╭─ Records supplied

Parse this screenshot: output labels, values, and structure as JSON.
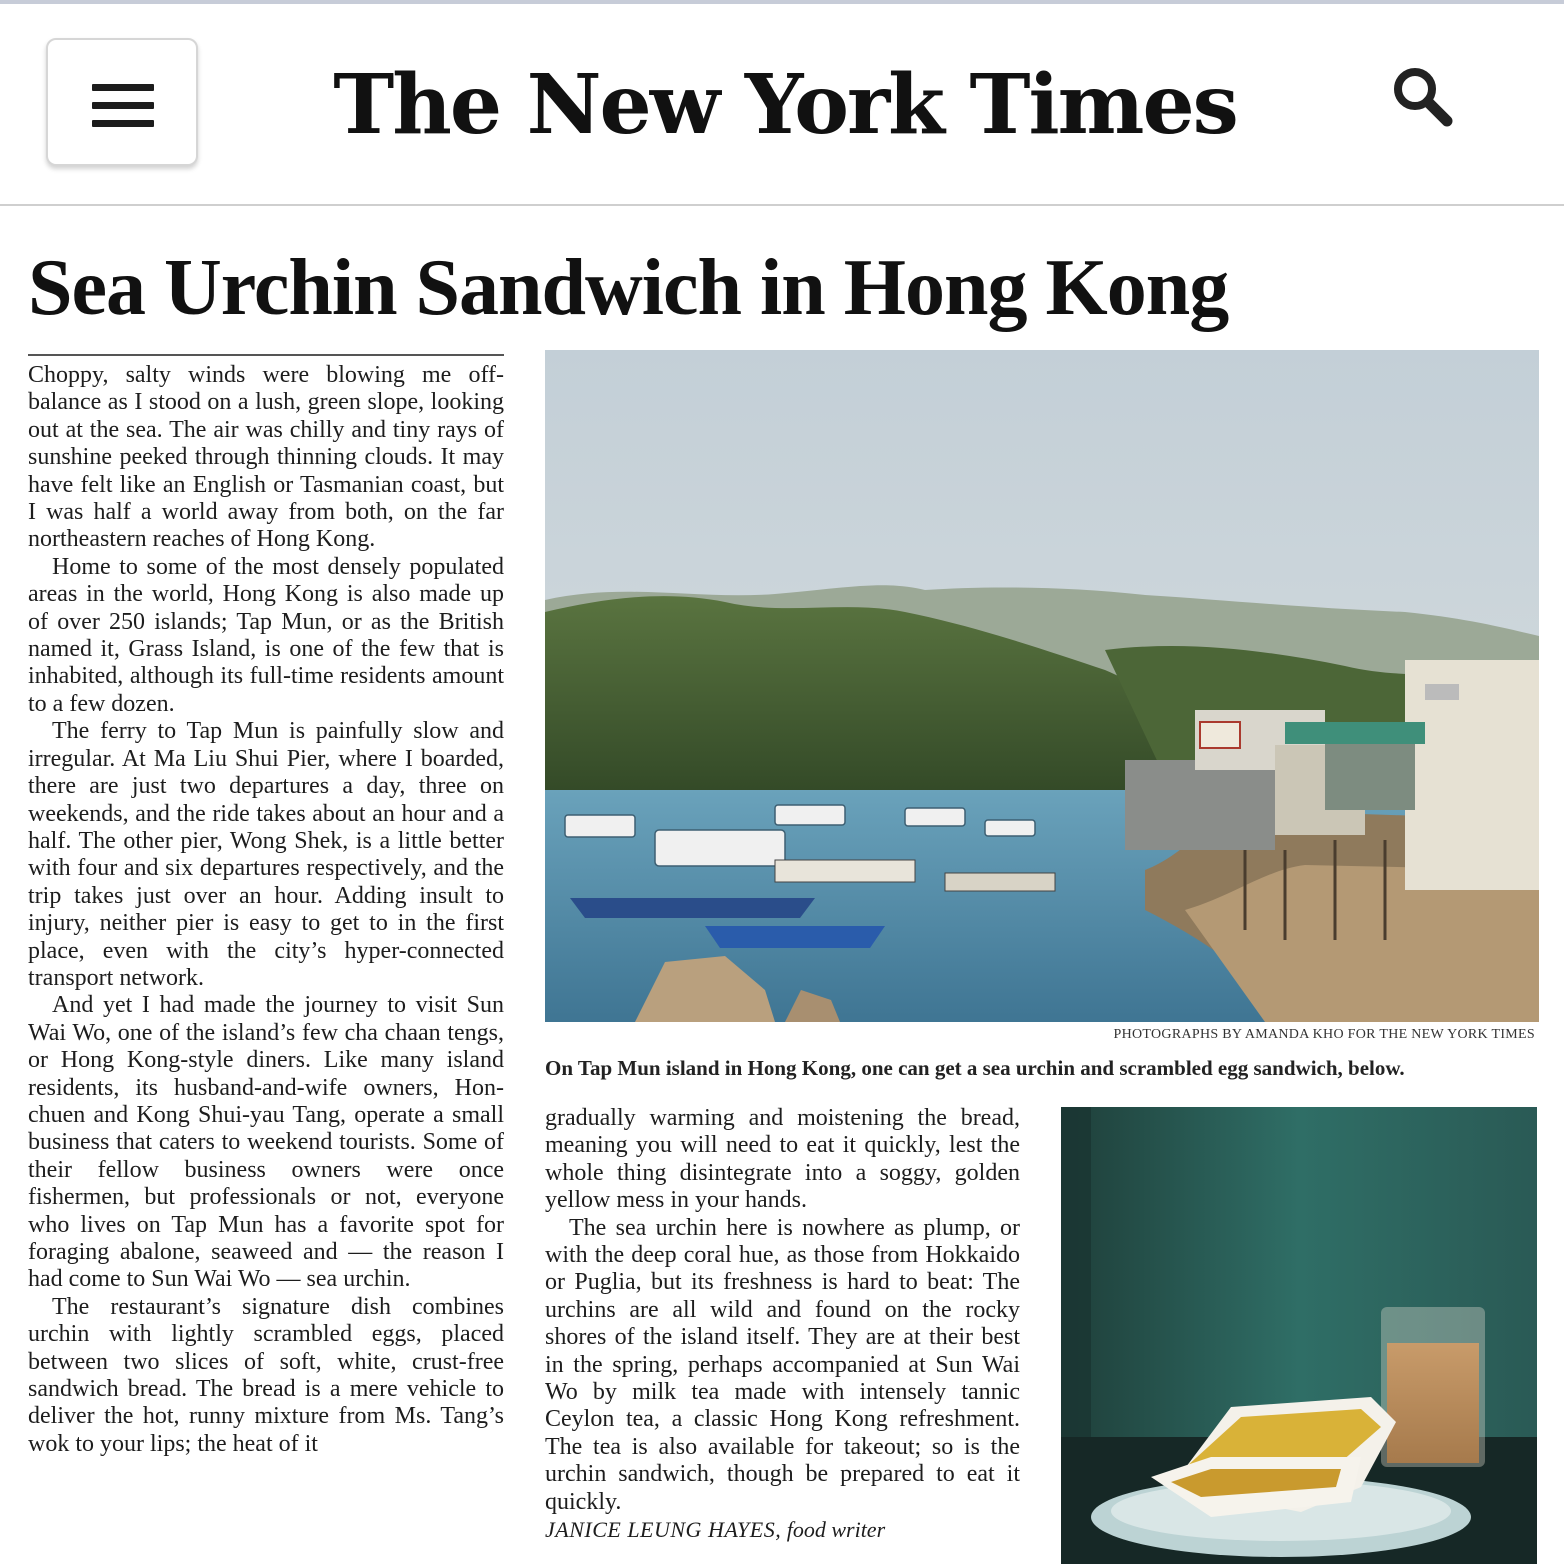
{
  "masthead": {
    "title": "The New York Times",
    "menu_icon": "hamburger-menu-icon",
    "search_icon": "search-icon"
  },
  "article": {
    "headline": "Sea Urchin Sandwich in Hong Kong",
    "column1": [
      "Choppy, salty winds were blowing me off-balance as I stood on a lush, green slope, looking out at the sea. The air was chilly and tiny rays of sunshine peeked through thinning clouds. It may have felt like an English or Tasmanian coast, but I was half a world away from both, on the far northeastern reaches of Hong Kong.",
      "Home to some of the most densely populated areas in the world, Hong Kong is also made up of over 250 islands; Tap Mun, or as the British named it, Grass Island, is one of the few that is inhabited, although its full-time residents amount to a few dozen.",
      "The ferry to Tap Mun is painfully slow and irregular. At Ma Liu Shui Pier, where I boarded, there are just two departures a day, three on weekends, and the ride takes about an hour and a half. The other pier, Wong Shek, is a little better with four and six departures respectively, and the trip takes just over an hour. Adding insult to injury, neither pier is easy to get to in the first place, even with the city’s hyper-connected transport network.",
      "And yet I had made the journey to visit Sun Wai Wo, one of the island’s few cha chaan tengs, or Hong Kong-style diners. Like many island residents, its husband-and-wife owners, Hon-chuen and Kong Shui-yau Tang, operate a small business that caters to weekend tourists. Some of their fellow business owners were once fishermen, but professionals or not, everyone who lives on Tap Mun has a favorite spot for foraging abalone, seaweed and — the reason I had come to Sun Wai Wo — sea urchin.",
      "The restaurant’s signature dish combines urchin with lightly scrambled eggs, placed between two slices of soft, white, crust-free sandwich bread. The bread is a mere vehicle to deliver the hot, runny mixture from Ms. Tang’s wok to your lips; the heat of it"
    ],
    "column2": [
      "gradually warming and moistening the bread, meaning you will need to eat it quickly, lest the whole thing disintegrate into a soggy, golden yellow mess in your hands.",
      "The sea urchin here is nowhere as plump, or with the deep coral hue, as those from Hokkaido or Puglia, but its freshness is hard to beat: The urchins are all wild and found on the rocky shores of the island itself. They are at their best in the spring, perhaps accompanied at Sun Wai Wo by milk tea made with intensely tannic Ceylon tea, a classic Hong Kong refreshment. The tea is also available for takeout; so is the urchin sandwich, though be prepared to eat it quickly."
    ],
    "byline_name": "JANICE LEUNG HAYES,",
    "byline_role": "food writer",
    "photo_credit": "PHOTOGRAPHS BY AMANDA KHO FOR THE NEW YORK TIMES",
    "photo_caption": "On Tap Mun island in Hong Kong, one can get a sea urchin and scrambled egg sandwich, below."
  },
  "colors": {
    "text": "#1d1d1d",
    "rule": "#cfcfcf",
    "sky": "#c9d4db",
    "sea": "#5a93ad",
    "hill": "#3e5a2c",
    "teal_wall": "#2f6e66"
  }
}
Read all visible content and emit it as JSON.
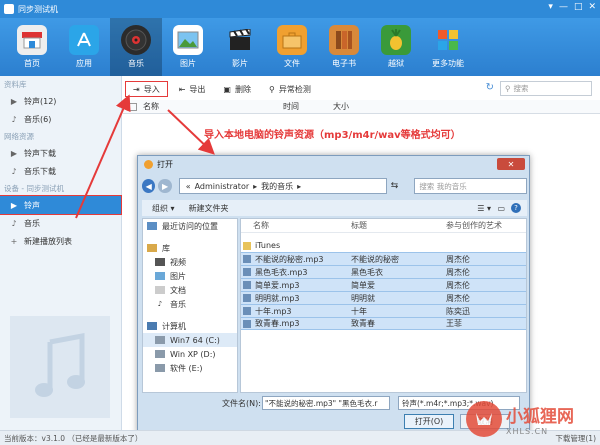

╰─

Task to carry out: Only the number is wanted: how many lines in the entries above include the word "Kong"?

Response box: 6